● Problem details: Exact copies of all the records are the expected output.

● Data to process:
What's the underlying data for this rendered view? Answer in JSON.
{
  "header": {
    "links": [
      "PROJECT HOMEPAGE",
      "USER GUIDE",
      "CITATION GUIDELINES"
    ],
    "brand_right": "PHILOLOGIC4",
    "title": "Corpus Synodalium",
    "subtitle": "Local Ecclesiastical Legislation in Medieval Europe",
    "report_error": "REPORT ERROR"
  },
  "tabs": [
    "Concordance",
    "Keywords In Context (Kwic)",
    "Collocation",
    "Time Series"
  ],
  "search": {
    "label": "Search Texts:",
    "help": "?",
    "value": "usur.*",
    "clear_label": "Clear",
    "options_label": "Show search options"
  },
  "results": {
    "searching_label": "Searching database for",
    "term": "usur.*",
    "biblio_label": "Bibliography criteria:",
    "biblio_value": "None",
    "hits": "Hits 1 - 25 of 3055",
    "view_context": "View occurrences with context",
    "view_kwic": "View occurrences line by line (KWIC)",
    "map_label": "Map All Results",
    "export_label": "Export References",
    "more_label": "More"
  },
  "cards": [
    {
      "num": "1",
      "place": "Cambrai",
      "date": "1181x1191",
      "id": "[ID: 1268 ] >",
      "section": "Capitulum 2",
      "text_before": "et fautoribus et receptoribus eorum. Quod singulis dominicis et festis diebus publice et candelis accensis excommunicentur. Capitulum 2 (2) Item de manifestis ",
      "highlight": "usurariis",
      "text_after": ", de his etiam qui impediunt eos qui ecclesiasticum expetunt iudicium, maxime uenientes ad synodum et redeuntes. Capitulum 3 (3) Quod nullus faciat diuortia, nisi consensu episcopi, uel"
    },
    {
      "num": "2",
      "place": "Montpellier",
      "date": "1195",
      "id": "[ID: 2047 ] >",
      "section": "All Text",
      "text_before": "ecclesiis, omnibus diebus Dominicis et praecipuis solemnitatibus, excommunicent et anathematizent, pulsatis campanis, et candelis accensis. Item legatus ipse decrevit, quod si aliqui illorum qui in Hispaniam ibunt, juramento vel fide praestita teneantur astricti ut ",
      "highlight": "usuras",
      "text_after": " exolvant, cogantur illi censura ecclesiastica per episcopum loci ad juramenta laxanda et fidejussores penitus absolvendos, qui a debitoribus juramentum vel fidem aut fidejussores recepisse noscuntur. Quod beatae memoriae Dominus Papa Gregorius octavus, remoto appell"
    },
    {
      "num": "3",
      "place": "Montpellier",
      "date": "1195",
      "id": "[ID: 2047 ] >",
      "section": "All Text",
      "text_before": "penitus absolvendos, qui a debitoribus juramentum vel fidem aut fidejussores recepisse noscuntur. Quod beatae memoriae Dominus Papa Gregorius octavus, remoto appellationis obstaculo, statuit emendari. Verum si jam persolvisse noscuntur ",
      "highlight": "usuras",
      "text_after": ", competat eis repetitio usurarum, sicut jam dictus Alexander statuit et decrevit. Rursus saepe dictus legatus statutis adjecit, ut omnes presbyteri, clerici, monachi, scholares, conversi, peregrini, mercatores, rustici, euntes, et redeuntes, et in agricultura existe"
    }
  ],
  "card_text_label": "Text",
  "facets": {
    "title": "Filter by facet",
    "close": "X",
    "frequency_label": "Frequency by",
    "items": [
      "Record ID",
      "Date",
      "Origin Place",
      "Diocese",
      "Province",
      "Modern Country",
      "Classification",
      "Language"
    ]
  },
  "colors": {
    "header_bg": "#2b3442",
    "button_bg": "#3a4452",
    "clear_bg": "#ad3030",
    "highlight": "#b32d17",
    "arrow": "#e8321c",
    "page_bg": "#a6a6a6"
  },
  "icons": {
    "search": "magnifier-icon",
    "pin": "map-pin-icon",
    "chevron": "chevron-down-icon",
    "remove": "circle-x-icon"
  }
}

● The answer:
What's the underlying data for this rendered view? Answer in JSON.
{
  "header": {
    "links": [
      "PROJECT HOMEPAGE",
      "USER GUIDE",
      "CITATION GUIDELINES"
    ],
    "brand_right": "PHILOLOGIC4",
    "title": "Corpus Synodalium",
    "subtitle": "Local Ecclesiastical Legislation in Medieval Europe",
    "report_error": "REPORT ERROR"
  },
  "tabs": [
    "Concordance",
    "Keywords In Context (Kwic)",
    "Collocation",
    "Time Series"
  ],
  "search": {
    "label": "Search Texts:",
    "help": "?",
    "value": "usur.*",
    "clear_label": "Clear",
    "options_label": "Show search options"
  },
  "results": {
    "searching_label": "Searching database for",
    "term": "usur.*",
    "biblio_label": "Bibliography criteria:",
    "biblio_value": "None",
    "hits": "Hits 1 - 25 of 3055",
    "view_context": "View occurrences with context",
    "view_kwic": "View occurrences line by line (KWIC)",
    "map_label": "Map All Results",
    "export_label": "Export References",
    "more_label": "More"
  },
  "cards": [
    {
      "num": "1",
      "place": "Cambrai",
      "date": "1181x1191",
      "id": "[ID: 1268 ] >",
      "section": "Capitulum 2",
      "text_before": "et fautoribus et receptoribus eorum. Quod singulis dominicis et festis diebus publice et candelis accensis excommunicentur. Capitulum 2 (2) Item de manifestis ",
      "highlight": "usurariis",
      "text_after": ", de his etiam qui impediunt eos qui ecclesiasticum expetunt iudicium, maxime uenientes ad synodum et redeuntes. Capitulum 3 (3) Quod nullus faciat diuortia, nisi consensu episcopi, uel"
    },
    {
      "num": "2",
      "place": "Montpellier",
      "date": "1195",
      "id": "[ID: 2047 ] >",
      "section": "All Text",
      "text_before": "ecclesiis, omnibus diebus Dominicis et praecipuis solemnitatibus, excommunicent et anathematizent, pulsatis campanis, et candelis accensis. Item legatus ipse decrevit, quod si aliqui illorum qui in Hispaniam ibunt, juramento vel fide praestita teneantur astricti ut ",
      "highlight": "usuras",
      "text_after": " exolvant, cogantur illi censura ecclesiastica per episcopum loci ad juramenta laxanda et fidejussores penitus absolvendos, qui a debitoribus juramentum vel fidem aut fidejussores recepisse noscuntur. Quod beatae memoriae Dominus Papa Gregorius octavus, remoto appell"
    },
    {
      "num": "3",
      "place": "Montpellier",
      "date": "1195",
      "id": "[ID: 2047 ] >",
      "section": "All Text",
      "text_before": "penitus absolvendos, qui a debitoribus juramentum vel fidem aut fidejussores recepisse noscuntur. Quod beatae memoriae Dominus Papa Gregorius octavus, remoto appellationis obstaculo, statuit emendari. Verum si jam persolvisse noscuntur ",
      "highlight": "usuras",
      "text_after": ", competat eis repetitio usurarum, sicut jam dictus Alexander statuit et decrevit. Rursus saepe dictus legatus statutis adjecit, ut omnes presbyteri, clerici, monachi, scholares, conversi, peregrini, mercatores, rustici, euntes, et redeuntes, et in agricultura existe"
    }
  ],
  "card_text_label": "Text",
  "facets": {
    "title": "Filter by facet",
    "close": "X",
    "frequency_label": "Frequency by",
    "items": [
      "Record ID",
      "Date",
      "Origin Place",
      "Diocese",
      "Province",
      "Modern Country",
      "Classification",
      "Language"
    ]
  },
  "colors": {
    "header_bg": "#2b3442",
    "button_bg": "#3a4452",
    "clear_bg": "#ad3030",
    "highlight": "#b32d17",
    "arrow": "#e8321c",
    "page_bg": "#a6a6a6"
  },
  "icons": {
    "search": "magnifier-icon",
    "pin": "map-pin-icon",
    "chevron": "chevron-down-icon",
    "remove": "circle-x-icon"
  }
}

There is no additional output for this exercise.